Work to be completed: Go through the listing below and reproduce it word for word.

:::

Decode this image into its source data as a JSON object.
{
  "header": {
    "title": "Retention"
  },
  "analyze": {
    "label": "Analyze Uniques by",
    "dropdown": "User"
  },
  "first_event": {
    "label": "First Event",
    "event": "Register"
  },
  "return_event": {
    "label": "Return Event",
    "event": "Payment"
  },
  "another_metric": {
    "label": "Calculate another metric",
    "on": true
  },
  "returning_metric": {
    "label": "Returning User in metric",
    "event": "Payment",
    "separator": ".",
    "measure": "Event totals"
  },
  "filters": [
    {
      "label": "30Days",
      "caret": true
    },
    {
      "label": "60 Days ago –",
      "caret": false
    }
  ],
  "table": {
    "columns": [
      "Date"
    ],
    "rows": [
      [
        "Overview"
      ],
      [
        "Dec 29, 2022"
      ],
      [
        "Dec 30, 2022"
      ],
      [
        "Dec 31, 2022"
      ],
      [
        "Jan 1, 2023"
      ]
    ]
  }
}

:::

Solution to the problem:
Decode this image into its source data as a JSON object.
{
  "header": {
    "title": "Retention"
  },
  "analyze": {
    "label": "Analyze Uniques by",
    "dropdown": "User"
  },
  "first_event": {
    "label": "First Event",
    "event": "Register"
  },
  "return_event": {
    "label": "Return Event",
    "event": "Payment"
  },
  "another_metric": {
    "label": "Calculate another metric",
    "on": true
  },
  "returning_metric": {
    "label": "Returning User in metric",
    "event": "Payment",
    "separator": ".",
    "measure": "Event totals"
  },
  "filters": [
    {
      "label": "30Days",
      "caret": true
    },
    {
      "label": "60 Days ago –",
      "caret": false
    }
  ],
  "table": {
    "columns": [
      "Date"
    ],
    "rows": [
      [
        "Overview"
      ],
      [
        "Dec 29, 2022"
      ],
      [
        "Dec 30, 2022"
      ],
      [
        "Dec 31, 2022"
      ],
      [
        "Jan 1, 2023"
      ]
    ]
  }
}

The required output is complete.